Task brief: Exclude all images and print the entries below exactly.

App and web page records:
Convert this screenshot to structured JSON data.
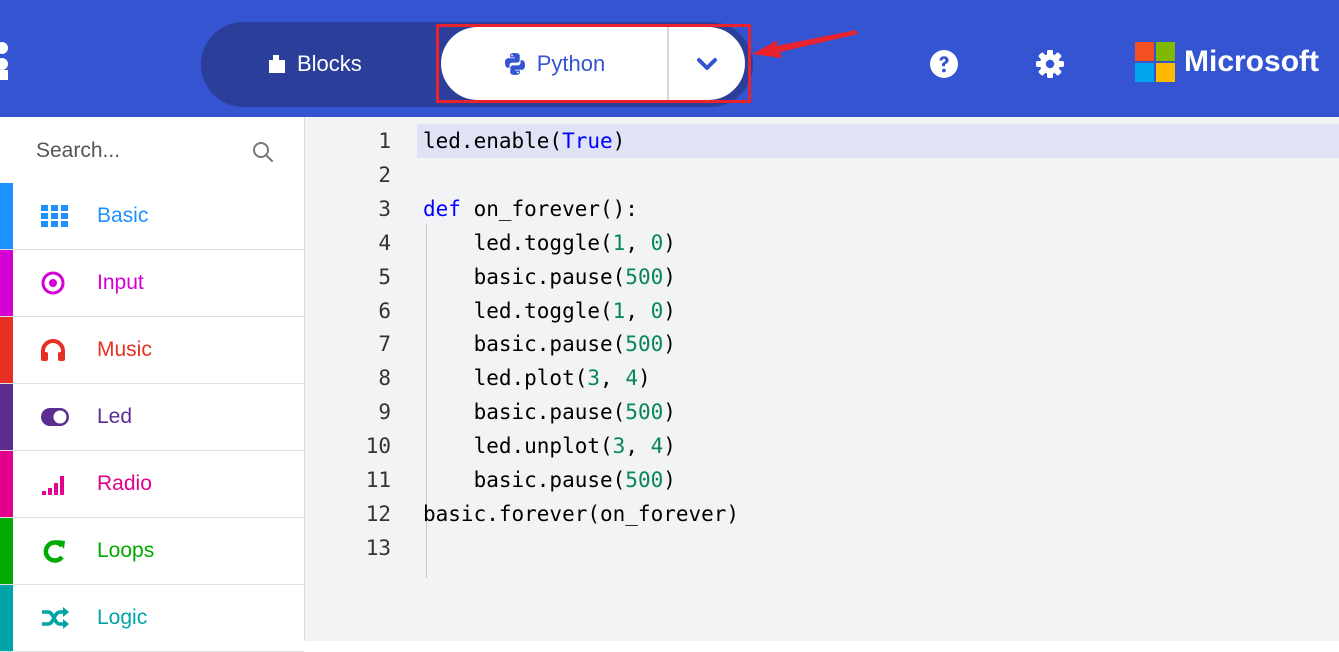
{
  "header": {
    "tabs": {
      "blocks_label": "Blocks",
      "python_label": "Python"
    },
    "brand": "Microsoft",
    "colors": {
      "bar": "#3454d1",
      "switch": "#2a3e9a",
      "annotation": "#e8232e"
    },
    "icons": [
      "help-icon",
      "gear-icon",
      "chevron-down-icon",
      "puzzle-icon",
      "python-icon"
    ]
  },
  "sidebar": {
    "search": {
      "placeholder": "Search..."
    },
    "categories": [
      {
        "label": "Basic",
        "color": "#1e90ff",
        "icon": "grid-icon"
      },
      {
        "label": "Input",
        "color": "#d400d4",
        "icon": "target-icon"
      },
      {
        "label": "Music",
        "color": "#e63022",
        "icon": "headphones-icon"
      },
      {
        "label": "Led",
        "color": "#5c2d91",
        "icon": "toggle-icon"
      },
      {
        "label": "Radio",
        "color": "#e3008c",
        "icon": "signal-bars-icon"
      },
      {
        "label": "Loops",
        "color": "#00aa00",
        "icon": "loop-icon"
      },
      {
        "label": "Logic",
        "color": "#00a4a6",
        "icon": "shuffle-icon"
      }
    ]
  },
  "editor": {
    "lines": [
      {
        "n": "1",
        "text": "led.enable(True)"
      },
      {
        "n": "2",
        "text": ""
      },
      {
        "n": "3",
        "text": "def on_forever():"
      },
      {
        "n": "4",
        "text": "    led.toggle(1, 0)"
      },
      {
        "n": "5",
        "text": "    basic.pause(500)"
      },
      {
        "n": "6",
        "text": "    led.toggle(1, 0)"
      },
      {
        "n": "7",
        "text": "    basic.pause(500)"
      },
      {
        "n": "8",
        "text": "    led.plot(3, 4)"
      },
      {
        "n": "9",
        "text": "    basic.pause(500)"
      },
      {
        "n": "10",
        "text": "    led.unplot(3, 4)"
      },
      {
        "n": "11",
        "text": "    basic.pause(500)"
      },
      {
        "n": "12",
        "text": "basic.forever(on_forever)"
      },
      {
        "n": "13",
        "text": ""
      }
    ],
    "active_line": 1
  }
}
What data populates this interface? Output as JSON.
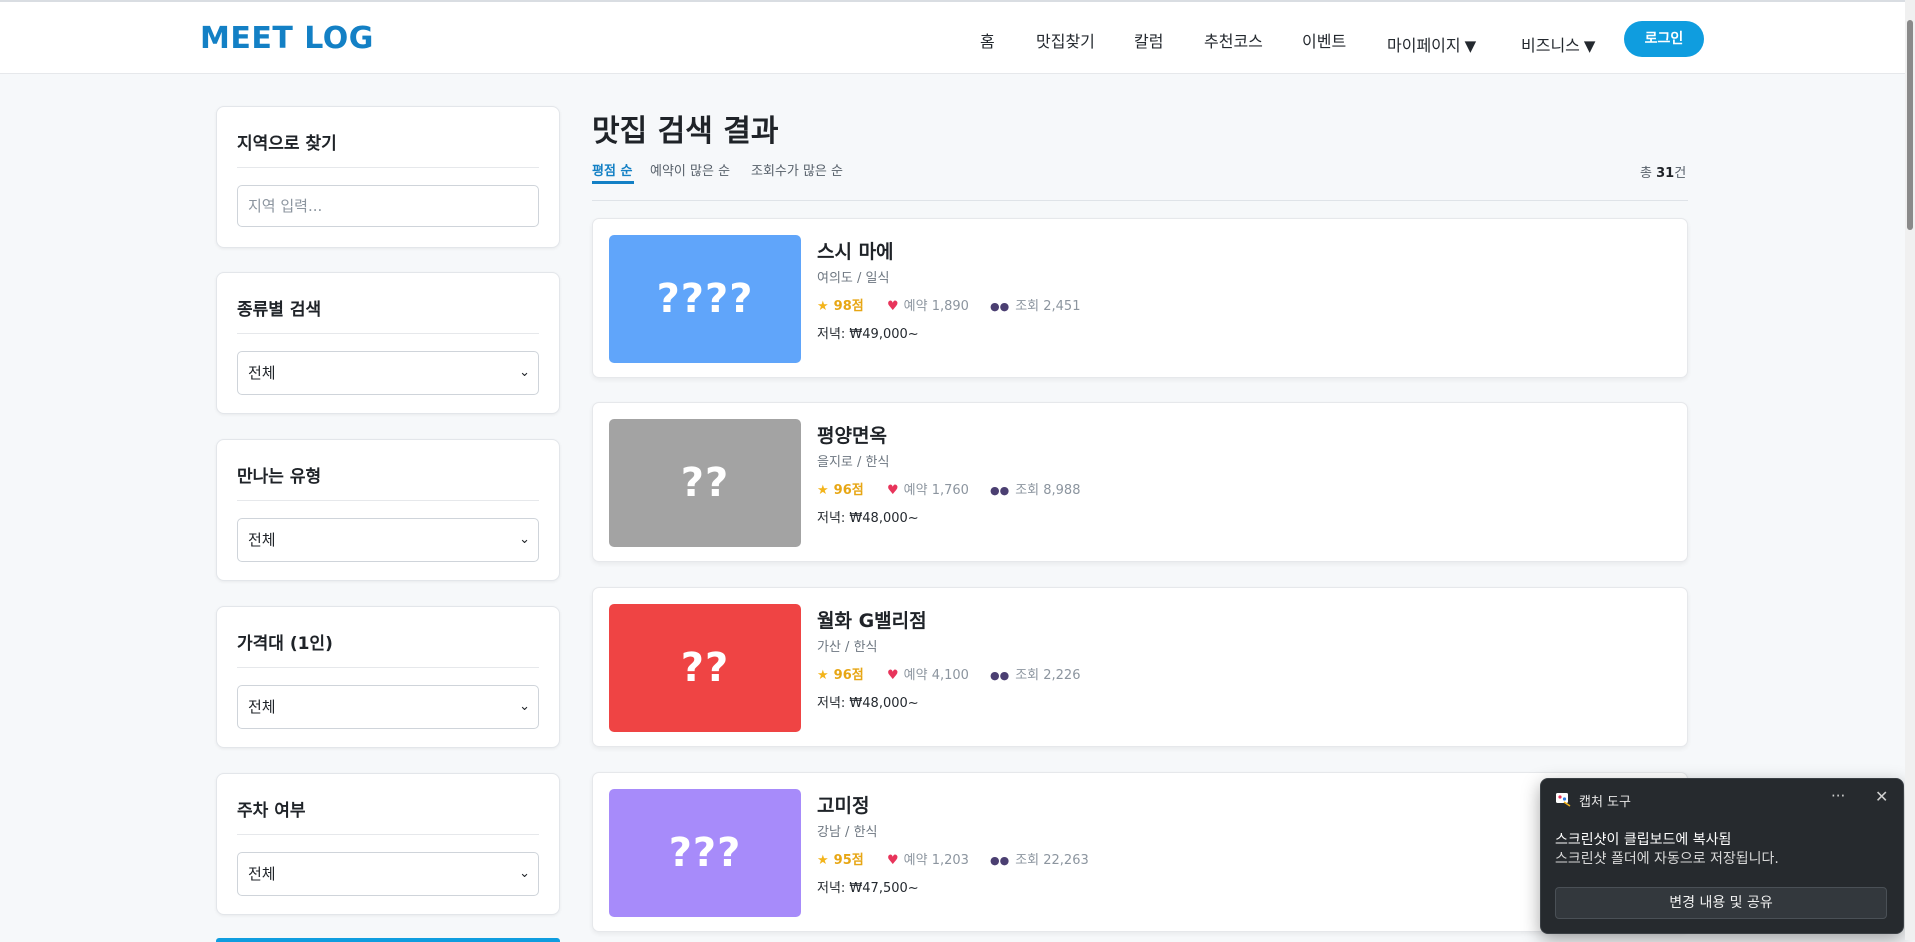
{
  "header": {
    "logo": "MEET LOG",
    "nav": [
      {
        "label": "홈",
        "dropdown": false
      },
      {
        "label": "맛집찾기",
        "dropdown": false
      },
      {
        "label": "칼럼",
        "dropdown": false
      },
      {
        "label": "추천코스",
        "dropdown": false
      },
      {
        "label": "이벤트",
        "dropdown": false
      },
      {
        "label": "마이페이지",
        "dropdown": true
      },
      {
        "label": "비즈니스",
        "dropdown": true
      }
    ],
    "dropdown_caret": "▼",
    "login_label": "로그인"
  },
  "sidebar": {
    "region": {
      "title": "지역으로 찾기",
      "placeholder": "지역 입력..."
    },
    "filters": [
      {
        "title": "종류별 검색",
        "selected": "전체"
      },
      {
        "title": "만나는 유형",
        "selected": "전체"
      },
      {
        "title": "가격대 (1인)",
        "selected": "전체"
      },
      {
        "title": "주차 여부",
        "selected": "전체"
      }
    ]
  },
  "main": {
    "title": "맛집 검색 결과",
    "sort_tabs": [
      "평점 순",
      "예약이 많은 순",
      "조회수가 많은 순"
    ],
    "active_sort": "평점 순",
    "total_prefix": "총 ",
    "total_count": "31",
    "total_suffix": "건",
    "restaurants": [
      {
        "thumb_text": "????",
        "thumb_color": "#60a5fa",
        "name": "스시 마에",
        "location": "여의도 / 일식",
        "score": "98점",
        "reservations": "예약 1,890",
        "views": "조회 2,451",
        "price": "저녁: ₩49,000~"
      },
      {
        "thumb_text": "??",
        "thumb_color": "#a3a3a3",
        "name": "평양면옥",
        "location": "을지로 / 한식",
        "score": "96점",
        "reservations": "예약 1,760",
        "views": "조회 8,988",
        "price": "저녁: ₩48,000~"
      },
      {
        "thumb_text": "??",
        "thumb_color": "#ef4444",
        "name": "월화 G밸리점",
        "location": "가산 / 한식",
        "score": "96점",
        "reservations": "예약 4,100",
        "views": "조회 2,226",
        "price": "저녁: ₩48,000~"
      },
      {
        "thumb_text": "???",
        "thumb_color": "#a78bfa",
        "name": "고미정",
        "location": "강남 / 한식",
        "score": "95점",
        "reservations": "예약 1,203",
        "views": "조회 22,263",
        "price": "저녁: ₩47,500~"
      }
    ]
  },
  "toast": {
    "app_name": "캡처 도구",
    "more_icon": "···",
    "line1": "스크린샷이 클립보드에 복사됨",
    "line2": "스크린샷 폴더에 자동으로 저장됩니다.",
    "button": "변경 내용 및 공유"
  },
  "colors": {
    "brand": "#1380c5",
    "login": "#0f9ddf",
    "score": "#e7a614"
  }
}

Solution:
Convert this screenshot to structured JSON data.
{
  "header": {
    "tabs": {
      "blocks_label": "Blocks",
      "python_label": "Python"
    },
    "brand": "Microsoft",
    "colors": {
      "bar": "#3454d1",
      "switch": "#2a3e9a",
      "annotation": "#e8232e"
    },
    "icons": [
      "help-icon",
      "gear-icon",
      "chevron-down-icon",
      "puzzle-icon",
      "python-icon"
    ]
  },
  "sidebar": {
    "search": {
      "placeholder": "Search..."
    },
    "categories": [
      {
        "label": "Basic",
        "color": "#1e90ff",
        "icon": "grid-icon"
      },
      {
        "label": "Input",
        "color": "#d400d4",
        "icon": "target-icon"
      },
      {
        "label": "Music",
        "color": "#e63022",
        "icon": "headphones-icon"
      },
      {
        "label": "Led",
        "color": "#5c2d91",
        "icon": "toggle-icon"
      },
      {
        "label": "Radio",
        "color": "#e3008c",
        "icon": "signal-bars-icon"
      },
      {
        "label": "Loops",
        "color": "#00aa00",
        "icon": "loop-icon"
      },
      {
        "label": "Logic",
        "color": "#00a4a6",
        "icon": "shuffle-icon"
      }
    ]
  },
  "editor": {
    "lines": [
      {
        "n": "1",
        "text": "led.enable(True)"
      },
      {
        "n": "2",
        "text": ""
      },
      {
        "n": "3",
        "text": "def on_forever():"
      },
      {
        "n": "4",
        "text": "    led.toggle(1, 0)"
      },
      {
        "n": "5",
        "text": "    basic.pause(500)"
      },
      {
        "n": "6",
        "text": "    led.toggle(1, 0)"
      },
      {
        "n": "7",
        "text": "    basic.pause(500)"
      },
      {
        "n": "8",
        "text": "    led.plot(3, 4)"
      },
      {
        "n": "9",
        "text": "    basic.pause(500)"
      },
      {
        "n": "10",
        "text": "    led.unplot(3, 4)"
      },
      {
        "n": "11",
        "text": "    basic.pause(500)"
      },
      {
        "n": "12",
        "text": "basic.forever(on_forever)"
      },
      {
        "n": "13",
        "text": ""
      }
    ],
    "active_line": 1
  }
}
What data populates this interface? Output as JSON.
{
  "header": {
    "logo": "MEET LOG",
    "nav": [
      {
        "label": "홈",
        "dropdown": false
      },
      {
        "label": "맛집찾기",
        "dropdown": false
      },
      {
        "label": "칼럼",
        "dropdown": false
      },
      {
        "label": "추천코스",
        "dropdown": false
      },
      {
        "label": "이벤트",
        "dropdown": false
      },
      {
        "label": "마이페이지",
        "dropdown": true
      },
      {
        "label": "비즈니스",
        "dropdown": true
      }
    ],
    "dropdown_caret": "▼",
    "login_label": "로그인"
  },
  "sidebar": {
    "region": {
      "title": "지역으로 찾기",
      "placeholder": "지역 입력..."
    },
    "filters": [
      {
        "title": "종류별 검색",
        "selected": "전체"
      },
      {
        "title": "만나는 유형",
        "selected": "전체"
      },
      {
        "title": "가격대 (1인)",
        "selected": "전체"
      },
      {
        "title": "주차 여부",
        "selected": "전체"
      }
    ]
  },
  "main": {
    "title": "맛집 검색 결과",
    "sort_tabs": [
      "평점 순",
      "예약이 많은 순",
      "조회수가 많은 순"
    ],
    "active_sort": "평점 순",
    "total_prefix": "총 ",
    "total_count": "31",
    "total_suffix": "건",
    "restaurants": [
      {
        "thumb_text": "????",
        "thumb_color": "#60a5fa",
        "name": "스시 마에",
        "location": "여의도 / 일식",
        "score": "98점",
        "reservations": "예약 1,890",
        "views": "조회 2,451",
        "price": "저녁: ₩49,000~"
      },
      {
        "thumb_text": "??",
        "thumb_color": "#a3a3a3",
        "name": "평양면옥",
        "location": "을지로 / 한식",
        "score": "96점",
        "reservations": "예약 1,760",
        "views": "조회 8,988",
        "price": "저녁: ₩48,000~"
      },
      {
        "thumb_text": "??",
        "thumb_color": "#ef4444",
        "name": "월화 G밸리점",
        "location": "가산 / 한식",
        "score": "96점",
        "reservations": "예약 4,100",
        "views": "조회 2,226",
        "price": "저녁: ₩48,000~"
      },
      {
        "thumb_text": "???",
        "thumb_color": "#a78bfa",
        "name": "고미정",
        "location": "강남 / 한식",
        "score": "95점",
        "reservations": "예약 1,203",
        "views": "조회 22,263",
        "price": "저녁: ₩47,500~"
      }
    ]
  },
  "toast": {
    "app_name": "캡처 도구",
    "more_icon": "···",
    "line1": "스크린샷이 클립보드에 복사됨",
    "line2": "스크린샷 폴더에 자동으로 저장됩니다.",
    "button": "변경 내용 및 공유"
  },
  "colors": {
    "brand": "#1380c5",
    "login": "#0f9ddf",
    "score": "#e7a614"
  }
}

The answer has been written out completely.